■ **What the task requires**: The records below are to be copied exactly, with their pictures left out.

■ **Stored data**:
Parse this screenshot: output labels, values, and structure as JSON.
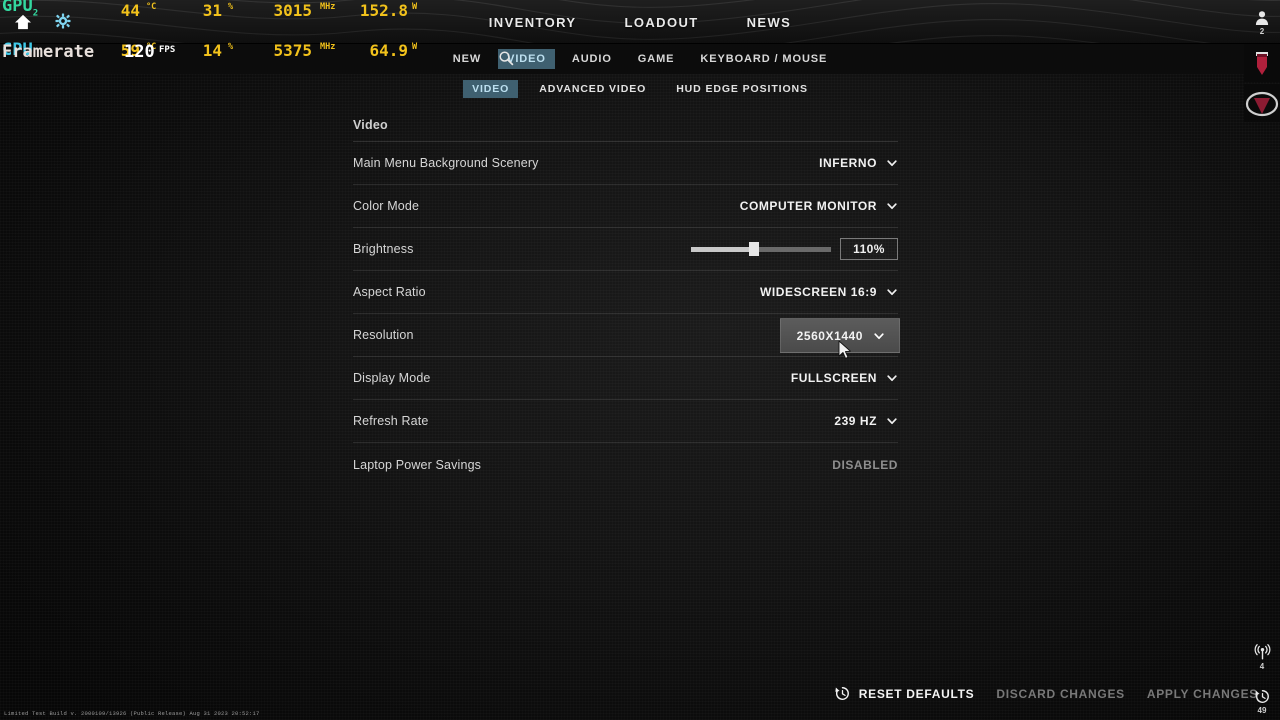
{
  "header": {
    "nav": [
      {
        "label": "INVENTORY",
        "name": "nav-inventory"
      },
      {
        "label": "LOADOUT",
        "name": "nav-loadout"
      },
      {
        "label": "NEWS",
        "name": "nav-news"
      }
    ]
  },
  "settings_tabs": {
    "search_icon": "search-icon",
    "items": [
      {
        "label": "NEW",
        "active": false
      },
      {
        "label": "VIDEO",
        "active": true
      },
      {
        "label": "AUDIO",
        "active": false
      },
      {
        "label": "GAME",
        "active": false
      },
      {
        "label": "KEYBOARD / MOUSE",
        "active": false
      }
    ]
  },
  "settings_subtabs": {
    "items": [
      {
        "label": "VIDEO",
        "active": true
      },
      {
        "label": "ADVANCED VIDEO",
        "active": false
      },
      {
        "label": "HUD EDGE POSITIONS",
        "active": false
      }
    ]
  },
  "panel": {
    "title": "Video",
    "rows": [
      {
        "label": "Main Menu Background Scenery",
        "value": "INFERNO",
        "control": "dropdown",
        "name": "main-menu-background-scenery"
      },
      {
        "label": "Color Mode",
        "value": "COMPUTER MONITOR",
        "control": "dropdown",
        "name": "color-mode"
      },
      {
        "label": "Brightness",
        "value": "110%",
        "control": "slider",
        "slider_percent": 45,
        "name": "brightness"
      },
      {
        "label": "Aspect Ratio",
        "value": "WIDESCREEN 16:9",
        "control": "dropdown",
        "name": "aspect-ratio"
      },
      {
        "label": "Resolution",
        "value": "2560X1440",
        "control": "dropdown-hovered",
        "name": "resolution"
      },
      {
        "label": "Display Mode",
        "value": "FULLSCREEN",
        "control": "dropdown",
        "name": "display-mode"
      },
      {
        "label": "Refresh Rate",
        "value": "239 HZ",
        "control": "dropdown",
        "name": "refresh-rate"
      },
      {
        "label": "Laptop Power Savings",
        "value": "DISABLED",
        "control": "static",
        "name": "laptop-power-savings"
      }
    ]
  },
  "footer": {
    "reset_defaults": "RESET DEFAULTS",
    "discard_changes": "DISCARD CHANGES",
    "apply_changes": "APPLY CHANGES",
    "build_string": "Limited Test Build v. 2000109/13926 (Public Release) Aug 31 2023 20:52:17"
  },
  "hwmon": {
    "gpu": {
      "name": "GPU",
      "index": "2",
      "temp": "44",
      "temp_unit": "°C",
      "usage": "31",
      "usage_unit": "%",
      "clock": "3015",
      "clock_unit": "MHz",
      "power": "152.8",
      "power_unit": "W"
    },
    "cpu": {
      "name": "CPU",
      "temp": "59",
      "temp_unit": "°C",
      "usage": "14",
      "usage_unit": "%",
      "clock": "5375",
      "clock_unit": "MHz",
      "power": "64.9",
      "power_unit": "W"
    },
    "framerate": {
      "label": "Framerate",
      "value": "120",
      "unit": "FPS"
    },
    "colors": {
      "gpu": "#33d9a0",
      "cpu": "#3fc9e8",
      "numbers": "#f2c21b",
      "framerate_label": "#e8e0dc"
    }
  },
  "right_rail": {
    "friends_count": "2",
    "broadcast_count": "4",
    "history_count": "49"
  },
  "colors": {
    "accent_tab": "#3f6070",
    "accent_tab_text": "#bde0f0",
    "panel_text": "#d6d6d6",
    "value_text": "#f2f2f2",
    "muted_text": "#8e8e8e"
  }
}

■ **Task response**:
Parse this screenshot: output labels, values, and structure as JSON.
{
  "header": {
    "nav": [
      {
        "label": "INVENTORY",
        "name": "nav-inventory"
      },
      {
        "label": "LOADOUT",
        "name": "nav-loadout"
      },
      {
        "label": "NEWS",
        "name": "nav-news"
      }
    ]
  },
  "settings_tabs": {
    "search_icon": "search-icon",
    "items": [
      {
        "label": "NEW",
        "active": false
      },
      {
        "label": "VIDEO",
        "active": true
      },
      {
        "label": "AUDIO",
        "active": false
      },
      {
        "label": "GAME",
        "active": false
      },
      {
        "label": "KEYBOARD / MOUSE",
        "active": false
      }
    ]
  },
  "settings_subtabs": {
    "items": [
      {
        "label": "VIDEO",
        "active": true
      },
      {
        "label": "ADVANCED VIDEO",
        "active": false
      },
      {
        "label": "HUD EDGE POSITIONS",
        "active": false
      }
    ]
  },
  "panel": {
    "title": "Video",
    "rows": [
      {
        "label": "Main Menu Background Scenery",
        "value": "INFERNO",
        "control": "dropdown",
        "name": "main-menu-background-scenery"
      },
      {
        "label": "Color Mode",
        "value": "COMPUTER MONITOR",
        "control": "dropdown",
        "name": "color-mode"
      },
      {
        "label": "Brightness",
        "value": "110%",
        "control": "slider",
        "slider_percent": 45,
        "name": "brightness"
      },
      {
        "label": "Aspect Ratio",
        "value": "WIDESCREEN 16:9",
        "control": "dropdown",
        "name": "aspect-ratio"
      },
      {
        "label": "Resolution",
        "value": "2560X1440",
        "control": "dropdown-hovered",
        "name": "resolution"
      },
      {
        "label": "Display Mode",
        "value": "FULLSCREEN",
        "control": "dropdown",
        "name": "display-mode"
      },
      {
        "label": "Refresh Rate",
        "value": "239 HZ",
        "control": "dropdown",
        "name": "refresh-rate"
      },
      {
        "label": "Laptop Power Savings",
        "value": "DISABLED",
        "control": "static",
        "name": "laptop-power-savings"
      }
    ]
  },
  "footer": {
    "reset_defaults": "RESET DEFAULTS",
    "discard_changes": "DISCARD CHANGES",
    "apply_changes": "APPLY CHANGES",
    "build_string": "Limited Test Build v. 2000109/13926 (Public Release) Aug 31 2023 20:52:17"
  },
  "hwmon": {
    "gpu": {
      "name": "GPU",
      "index": "2",
      "temp": "44",
      "temp_unit": "°C",
      "usage": "31",
      "usage_unit": "%",
      "clock": "3015",
      "clock_unit": "MHz",
      "power": "152.8",
      "power_unit": "W"
    },
    "cpu": {
      "name": "CPU",
      "temp": "59",
      "temp_unit": "°C",
      "usage": "14",
      "usage_unit": "%",
      "clock": "5375",
      "clock_unit": "MHz",
      "power": "64.9",
      "power_unit": "W"
    },
    "framerate": {
      "label": "Framerate",
      "value": "120",
      "unit": "FPS"
    },
    "colors": {
      "gpu": "#33d9a0",
      "cpu": "#3fc9e8",
      "numbers": "#f2c21b",
      "framerate_label": "#e8e0dc"
    }
  },
  "right_rail": {
    "friends_count": "2",
    "broadcast_count": "4",
    "history_count": "49"
  },
  "colors": {
    "accent_tab": "#3f6070",
    "accent_tab_text": "#bde0f0",
    "panel_text": "#d6d6d6",
    "value_text": "#f2f2f2",
    "muted_text": "#8e8e8e"
  }
}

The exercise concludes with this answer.